He took another step toward me, till he was just inches away. He lifted a lock of my hair and sniffed at it delicately. Then he gently patted the strand back into place, and I felt his cool fingertips against my throat. He reached up to stroke my cheek once quickly with his thumb, his face curious. I wanted so badly to run, but I was frozen. I couldn't even flinch away.
"No," he murmured to himself as he dropped his hand, "I don't understand." He sighed. "Well, I suppose we should get on with it. And then I can call your friends and tell them where to find you, and my little message."
I was definitely sick now. There was pain coming, I could see it in his eyes. It wouldn't be enough for him to win, to feed and go. There would be no quick end like I'd been counting on. My knees began to shake, and I was afraid I was going to fall.
He stepped back, and began to circle, casually, as if he were trying to get a better view of a statue in a museum. His face was still open and friendly as he decided where to start.
Then he slumped forward, into a crouch I recognized, and his pleasant smile slowly widened, grew, till it wasn't a smile at all but a contortion of teeth, exposed and glistening. I couldn't help myself— I tried to run. As useless as I knew it would be, as weak as my knees already were, panic took over and I bolted for the emergency door.

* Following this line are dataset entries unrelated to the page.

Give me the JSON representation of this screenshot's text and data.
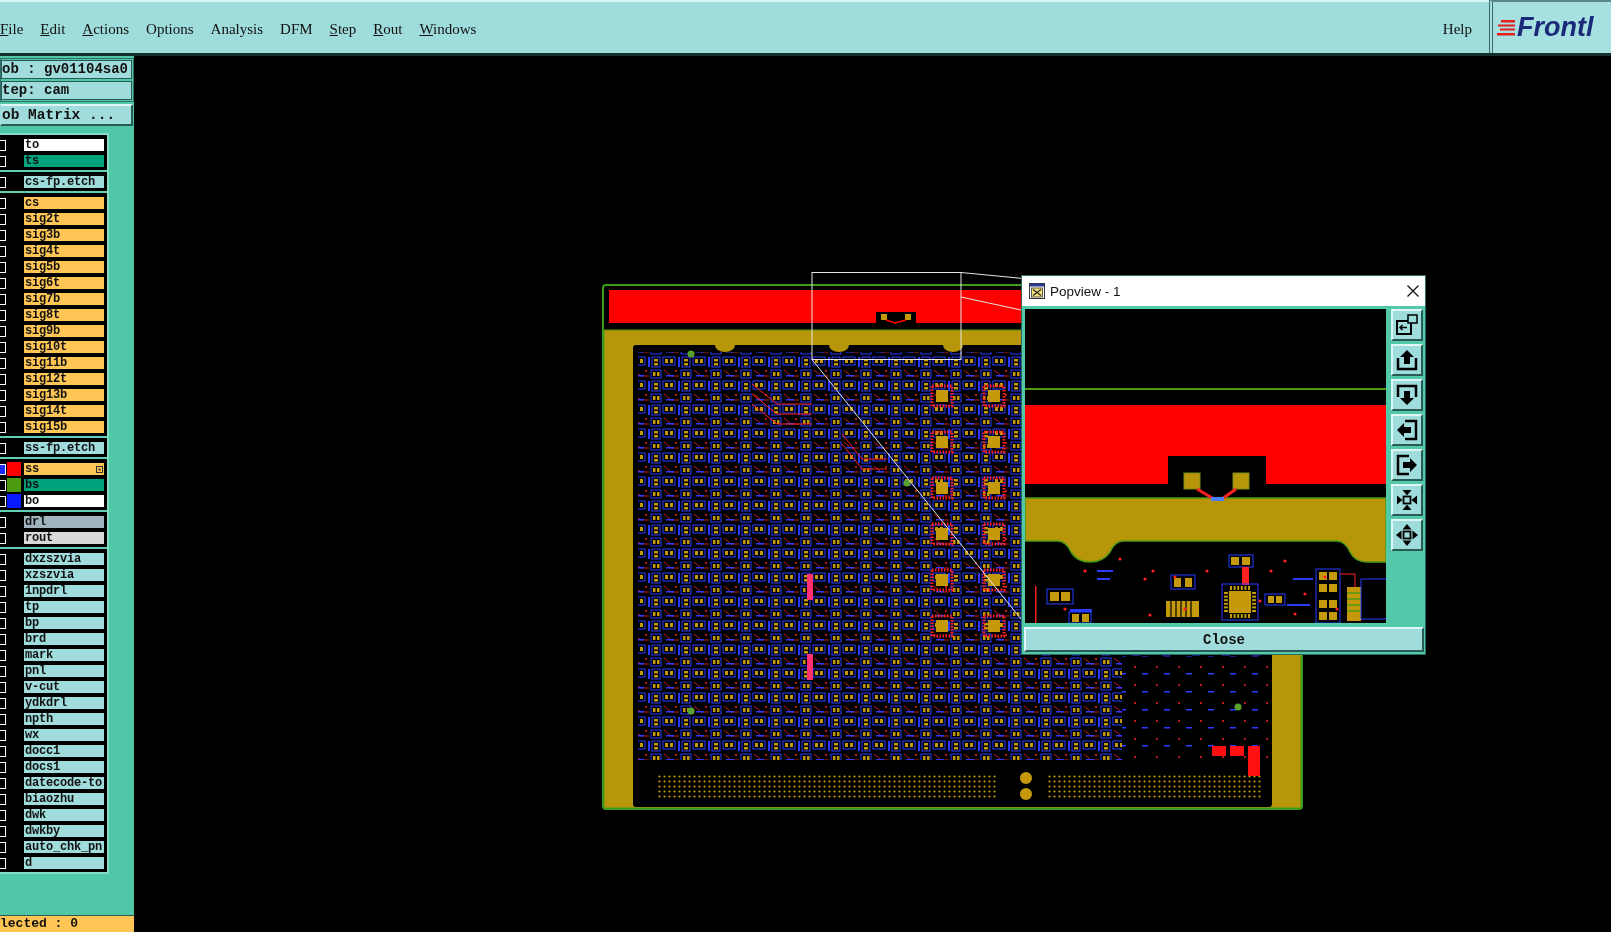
{
  "menu_bar": {
    "items": [
      {
        "label": "File",
        "mnemonic": true
      },
      {
        "label": "Edit",
        "mnemonic": true
      },
      {
        "label": "Actions",
        "mnemonic": true
      },
      {
        "label": "Options",
        "mnemonic": false
      },
      {
        "label": "Analysis",
        "mnemonic": false
      },
      {
        "label": "DFM",
        "mnemonic": false
      },
      {
        "label": "Step",
        "mnemonic": true
      },
      {
        "label": "Rout",
        "mnemonic": true
      },
      {
        "label": "Windows",
        "mnemonic": true
      }
    ],
    "help": "Help",
    "logo": "Frontl"
  },
  "job_panel": {
    "job": "ob : gv01104sa0",
    "step": "tep: cam",
    "matrix_button": "ob Matrix ..."
  },
  "layer_groups": [
    {
      "layers": [
        {
          "name": "to",
          "color": "#ffffff",
          "work": false
        },
        {
          "name": "ts",
          "color": "#00a27c",
          "work": false
        }
      ]
    },
    {
      "layers": [
        {
          "name": "cs-fp.etch",
          "color": "#a0dcdc",
          "work": false
        }
      ]
    },
    {
      "layers": [
        {
          "name": "cs",
          "color": "#ffc655",
          "work": false
        },
        {
          "name": "sig2t",
          "color": "#ffc655",
          "work": false
        },
        {
          "name": "sig3b",
          "color": "#ffc655",
          "work": false
        },
        {
          "name": "sig4t",
          "color": "#ffc655",
          "work": false
        },
        {
          "name": "sig5b",
          "color": "#ffc655",
          "work": false
        },
        {
          "name": "sig6t",
          "color": "#ffc655",
          "work": false
        },
        {
          "name": "sig7b",
          "color": "#ffc655",
          "work": false
        },
        {
          "name": "sig8t",
          "color": "#ffc655",
          "work": false
        },
        {
          "name": "sig9b",
          "color": "#ffc655",
          "work": false
        },
        {
          "name": "sig10t",
          "color": "#ffc655",
          "work": false
        },
        {
          "name": "sig11b",
          "color": "#ffc655",
          "work": false
        },
        {
          "name": "sig12t",
          "color": "#ffc655",
          "work": false
        },
        {
          "name": "sig13b",
          "color": "#ffc655",
          "work": false
        },
        {
          "name": "sig14t",
          "color": "#ffc655",
          "work": false
        },
        {
          "name": "sig15b",
          "color": "#ffc655",
          "work": false
        }
      ]
    },
    {
      "layers": [
        {
          "name": "ss-fp.etch",
          "color": "#a0dcdc",
          "work": false
        }
      ]
    },
    {
      "layers": [
        {
          "name": "ss",
          "color": "#ffc655",
          "work": true,
          "swatch": {
            "color": "#ff0000"
          }
        },
        {
          "name": "bs",
          "color": "#00a27c",
          "work": false,
          "swatch": {
            "color": "#4c9a10"
          }
        },
        {
          "name": "bo",
          "color": "#ffffff",
          "work": false,
          "swatch": {
            "color": "#0a1aff"
          }
        }
      ]
    },
    {
      "layers": [
        {
          "name": "drl",
          "color": "#a0b4be",
          "work": false
        },
        {
          "name": "rout",
          "color": "#d8d8d8",
          "work": false
        }
      ]
    },
    {
      "layers": [
        {
          "name": "dxzszvia",
          "color": "#a0dcdc",
          "work": false
        },
        {
          "name": "xzszvia",
          "color": "#a0dcdc",
          "work": false
        },
        {
          "name": "1npdrl",
          "color": "#a0dcdc",
          "work": false
        },
        {
          "name": "tp",
          "color": "#a0dcdc",
          "work": false
        },
        {
          "name": "bp",
          "color": "#a0dcdc",
          "work": false
        },
        {
          "name": "brd",
          "color": "#a0dcdc",
          "work": false
        },
        {
          "name": "mark",
          "color": "#a0dcdc",
          "work": false
        },
        {
          "name": "pnl",
          "color": "#a0dcdc",
          "work": false
        },
        {
          "name": "v-cut",
          "color": "#a0dcdc",
          "work": false
        },
        {
          "name": "ydkdrl",
          "color": "#a0dcdc",
          "work": false
        },
        {
          "name": "npth",
          "color": "#a0dcdc",
          "work": false
        },
        {
          "name": "wx",
          "color": "#a0dcdc",
          "work": false
        },
        {
          "name": "docc1",
          "color": "#a0dcdc",
          "work": false
        },
        {
          "name": "docs1",
          "color": "#a0dcdc",
          "work": false
        },
        {
          "name": "datecode-to",
          "color": "#a0dcdc",
          "work": false
        },
        {
          "name": "biaozhu",
          "color": "#a0dcdc",
          "work": false
        },
        {
          "name": "dwk",
          "color": "#a0dcdc",
          "work": false
        },
        {
          "name": "dwkby",
          "color": "#a0dcdc",
          "work": false
        },
        {
          "name": "auto_chk_pn",
          "color": "#a0dcdc",
          "work": false
        },
        {
          "name": "d",
          "color": "#a0dcdc",
          "work": false
        }
      ]
    }
  ],
  "status_field": "lected : 0",
  "popview": {
    "title": "Popview - 1",
    "tools": [
      {
        "kind": "window"
      },
      {
        "kind": "up"
      },
      {
        "kind": "down"
      },
      {
        "kind": "left"
      },
      {
        "kind": "right"
      },
      {
        "kind": "inward"
      },
      {
        "kind": "outward"
      }
    ],
    "close_button": "Close"
  }
}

He was in front of me in a flash. I didn't see if he used his hand or his foot, it was too fast. A crushing blow struck my chest — I felt myself flying backward, and then heard the crunch as my head bashed into the mirrors. The glass buckled, some of the pieces shattering and splintering on the floor beside me.
I was too stunned to feel the pain. I couldn't breathe yet.
He walked toward me slowly.
"That's a very nice effect," he said, examining the mess of glass, his voice friendly again. "I thought this room would be visually dramatic for my little film. That's why I picked this place to meet you. It's perfect, isn't it?"
I ignored him, scrambling on my hands and knees, crawling toward the other door.
He was over me at once, his foot stepping down hard on my leg. I heard the sickening snap before I felt it. But then I did feel it, and I couldn't hold back my scream of agony. I twisted up to reach for my leg, and he was standing over me, smiling.
"Would you like to rethink your last request?" he asked pleasantly. His toe nudged my broken leg and I heard a piercing scream. With a shock, I realized it was mine.
"Wouldn't you rather have Edward try to find me?" he prompted.
"No!" I croaked. "No, Edward, don't—" And then something smashed into my face, throwing me back into the broken mirrors.
Over the pain of my leg, I felt the sharp rip across my scalp where the glass cut into it. And then the warm wetness began to spread through my hair with alarming speed. I could feel it soaking the shoulder of my shirt, hear it dripping on the wood below. The smell of it twisted my stomach.
Through the nausea and dizziness I saw something that gave me a sudden, final shred of hope. His eyes, merely intent before, now burned with an uncontrollable need. The blood — spreading crimson across my white shirt, pooling rapidly on the floor — was driving him mad with thirst. No matter his original intentions, he couldn't draw this out much longer.
Let it be quick now, was all I could hope as the flow of blood from my head sucked my consciousness away with it. My eyes were closing.
I heard, as if from underwater, the final growl of the hunter. I could see, through the long tunnels my eyes had become, his dark shape coming toward me. With my last effort, my hand instinctively raised to protect my face. My eyes closed, and I drifted.